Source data
:::::

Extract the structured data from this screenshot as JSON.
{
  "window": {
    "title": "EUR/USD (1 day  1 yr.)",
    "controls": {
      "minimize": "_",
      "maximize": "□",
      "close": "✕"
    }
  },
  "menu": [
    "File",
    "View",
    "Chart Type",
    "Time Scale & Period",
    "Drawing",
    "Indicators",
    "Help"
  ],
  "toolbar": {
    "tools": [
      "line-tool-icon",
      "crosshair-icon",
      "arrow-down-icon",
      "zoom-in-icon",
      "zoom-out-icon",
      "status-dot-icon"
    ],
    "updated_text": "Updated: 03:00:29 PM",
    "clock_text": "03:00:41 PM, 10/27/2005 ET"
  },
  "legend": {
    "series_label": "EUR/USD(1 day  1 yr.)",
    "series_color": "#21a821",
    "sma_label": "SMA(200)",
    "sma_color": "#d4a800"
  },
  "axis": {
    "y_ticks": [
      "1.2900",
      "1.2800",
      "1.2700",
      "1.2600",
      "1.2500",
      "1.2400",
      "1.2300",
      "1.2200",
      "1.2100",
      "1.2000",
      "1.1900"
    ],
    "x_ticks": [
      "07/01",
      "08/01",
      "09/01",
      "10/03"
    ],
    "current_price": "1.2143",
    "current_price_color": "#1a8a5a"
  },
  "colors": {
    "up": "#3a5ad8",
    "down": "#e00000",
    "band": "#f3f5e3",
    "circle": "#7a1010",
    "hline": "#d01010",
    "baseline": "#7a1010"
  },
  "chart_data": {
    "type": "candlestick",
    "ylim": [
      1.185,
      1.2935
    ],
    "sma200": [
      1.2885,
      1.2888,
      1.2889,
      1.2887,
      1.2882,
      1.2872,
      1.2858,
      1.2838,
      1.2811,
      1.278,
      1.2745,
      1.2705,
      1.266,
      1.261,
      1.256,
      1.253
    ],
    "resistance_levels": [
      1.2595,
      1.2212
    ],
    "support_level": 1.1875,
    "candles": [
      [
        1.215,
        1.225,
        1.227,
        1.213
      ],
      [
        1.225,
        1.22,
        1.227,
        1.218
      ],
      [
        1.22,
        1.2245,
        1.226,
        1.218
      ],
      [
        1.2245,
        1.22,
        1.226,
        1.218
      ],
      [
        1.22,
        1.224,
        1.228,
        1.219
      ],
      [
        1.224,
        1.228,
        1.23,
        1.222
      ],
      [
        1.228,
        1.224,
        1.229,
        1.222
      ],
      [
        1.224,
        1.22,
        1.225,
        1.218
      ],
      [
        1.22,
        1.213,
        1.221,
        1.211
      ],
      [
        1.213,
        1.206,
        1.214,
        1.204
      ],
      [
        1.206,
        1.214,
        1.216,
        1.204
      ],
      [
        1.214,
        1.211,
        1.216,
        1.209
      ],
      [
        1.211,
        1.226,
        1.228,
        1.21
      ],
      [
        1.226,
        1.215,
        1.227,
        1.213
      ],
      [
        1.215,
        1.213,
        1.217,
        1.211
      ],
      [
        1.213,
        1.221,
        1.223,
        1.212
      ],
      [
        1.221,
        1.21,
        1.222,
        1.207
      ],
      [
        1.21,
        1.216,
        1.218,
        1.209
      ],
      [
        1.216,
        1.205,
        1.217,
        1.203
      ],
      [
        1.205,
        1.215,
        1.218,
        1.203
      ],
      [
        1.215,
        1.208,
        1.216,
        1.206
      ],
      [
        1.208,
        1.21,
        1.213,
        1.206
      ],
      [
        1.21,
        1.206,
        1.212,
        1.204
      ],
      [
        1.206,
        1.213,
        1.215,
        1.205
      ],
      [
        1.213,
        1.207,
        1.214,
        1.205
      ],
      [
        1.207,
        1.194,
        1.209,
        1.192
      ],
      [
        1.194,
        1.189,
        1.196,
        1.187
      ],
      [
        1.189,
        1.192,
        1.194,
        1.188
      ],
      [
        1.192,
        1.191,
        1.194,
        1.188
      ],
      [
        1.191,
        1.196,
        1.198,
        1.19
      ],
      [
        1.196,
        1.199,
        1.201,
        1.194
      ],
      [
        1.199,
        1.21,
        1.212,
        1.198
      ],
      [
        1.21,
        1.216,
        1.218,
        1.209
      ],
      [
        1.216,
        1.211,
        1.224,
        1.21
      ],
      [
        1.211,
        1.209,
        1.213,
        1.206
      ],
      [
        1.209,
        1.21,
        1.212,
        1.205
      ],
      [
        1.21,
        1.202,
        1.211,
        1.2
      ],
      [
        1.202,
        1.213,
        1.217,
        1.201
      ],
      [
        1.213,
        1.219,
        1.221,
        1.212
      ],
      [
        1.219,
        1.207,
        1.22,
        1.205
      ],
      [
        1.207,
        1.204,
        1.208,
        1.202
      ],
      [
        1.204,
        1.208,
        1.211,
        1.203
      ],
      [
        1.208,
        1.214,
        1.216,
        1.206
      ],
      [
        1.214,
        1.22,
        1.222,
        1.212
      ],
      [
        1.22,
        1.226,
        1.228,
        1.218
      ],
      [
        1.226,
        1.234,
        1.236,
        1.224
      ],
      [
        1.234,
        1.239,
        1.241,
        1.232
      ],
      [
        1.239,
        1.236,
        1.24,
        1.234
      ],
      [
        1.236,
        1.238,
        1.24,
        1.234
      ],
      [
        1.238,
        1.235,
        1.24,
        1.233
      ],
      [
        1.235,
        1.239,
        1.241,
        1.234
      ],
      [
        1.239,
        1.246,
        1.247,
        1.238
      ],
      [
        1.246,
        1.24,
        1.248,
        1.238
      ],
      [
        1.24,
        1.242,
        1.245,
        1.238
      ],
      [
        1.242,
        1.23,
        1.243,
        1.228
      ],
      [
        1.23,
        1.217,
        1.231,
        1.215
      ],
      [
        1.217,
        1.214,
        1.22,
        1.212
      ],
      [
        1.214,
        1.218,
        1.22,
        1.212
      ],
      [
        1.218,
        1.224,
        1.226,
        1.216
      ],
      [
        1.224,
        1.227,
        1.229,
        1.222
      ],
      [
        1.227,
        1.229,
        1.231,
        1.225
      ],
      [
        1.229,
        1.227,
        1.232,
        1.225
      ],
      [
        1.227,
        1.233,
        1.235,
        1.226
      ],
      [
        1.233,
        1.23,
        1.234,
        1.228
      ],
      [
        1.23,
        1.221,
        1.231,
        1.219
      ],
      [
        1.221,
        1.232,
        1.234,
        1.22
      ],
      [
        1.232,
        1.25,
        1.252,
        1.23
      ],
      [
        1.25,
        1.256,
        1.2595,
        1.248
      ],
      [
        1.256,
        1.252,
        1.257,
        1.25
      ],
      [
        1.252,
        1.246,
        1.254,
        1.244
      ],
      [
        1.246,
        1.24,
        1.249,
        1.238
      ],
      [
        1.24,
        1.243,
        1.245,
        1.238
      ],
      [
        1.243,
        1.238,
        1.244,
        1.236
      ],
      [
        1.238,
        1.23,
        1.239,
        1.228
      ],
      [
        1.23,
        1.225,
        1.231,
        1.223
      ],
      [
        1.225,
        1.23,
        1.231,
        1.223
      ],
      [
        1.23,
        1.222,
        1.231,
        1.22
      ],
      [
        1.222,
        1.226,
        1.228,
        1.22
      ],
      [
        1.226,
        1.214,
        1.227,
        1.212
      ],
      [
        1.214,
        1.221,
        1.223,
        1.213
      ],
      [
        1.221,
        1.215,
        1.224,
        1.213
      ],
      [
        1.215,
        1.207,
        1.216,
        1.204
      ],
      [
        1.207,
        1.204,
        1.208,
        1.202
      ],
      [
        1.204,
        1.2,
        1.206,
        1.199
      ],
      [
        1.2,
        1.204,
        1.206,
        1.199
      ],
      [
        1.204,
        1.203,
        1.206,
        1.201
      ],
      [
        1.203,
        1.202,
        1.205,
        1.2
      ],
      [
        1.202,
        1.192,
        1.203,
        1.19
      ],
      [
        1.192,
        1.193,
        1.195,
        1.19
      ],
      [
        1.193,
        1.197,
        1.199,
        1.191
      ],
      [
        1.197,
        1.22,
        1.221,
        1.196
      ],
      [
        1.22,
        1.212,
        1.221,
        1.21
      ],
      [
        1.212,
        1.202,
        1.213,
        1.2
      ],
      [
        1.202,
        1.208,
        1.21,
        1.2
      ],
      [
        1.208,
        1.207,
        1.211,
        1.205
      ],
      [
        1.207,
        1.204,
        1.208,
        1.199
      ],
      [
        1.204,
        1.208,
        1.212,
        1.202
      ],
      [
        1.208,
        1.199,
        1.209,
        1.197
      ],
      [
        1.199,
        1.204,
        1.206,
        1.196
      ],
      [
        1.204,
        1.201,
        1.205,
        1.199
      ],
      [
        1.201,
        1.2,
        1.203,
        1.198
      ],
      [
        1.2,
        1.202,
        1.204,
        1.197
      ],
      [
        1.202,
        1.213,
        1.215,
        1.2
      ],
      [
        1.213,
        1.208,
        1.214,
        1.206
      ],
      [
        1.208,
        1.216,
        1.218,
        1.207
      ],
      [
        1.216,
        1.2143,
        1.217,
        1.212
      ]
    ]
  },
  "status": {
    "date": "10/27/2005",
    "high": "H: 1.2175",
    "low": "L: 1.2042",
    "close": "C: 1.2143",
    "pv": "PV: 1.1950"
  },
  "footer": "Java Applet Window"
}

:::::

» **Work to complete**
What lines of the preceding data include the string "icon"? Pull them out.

» **Output for this exercise**
      "line-tool-icon",
      "crosshair-icon",
      "arrow-down-icon",
      "zoom-in-icon",
      "zoom-out-icon",
      "status-dot-icon"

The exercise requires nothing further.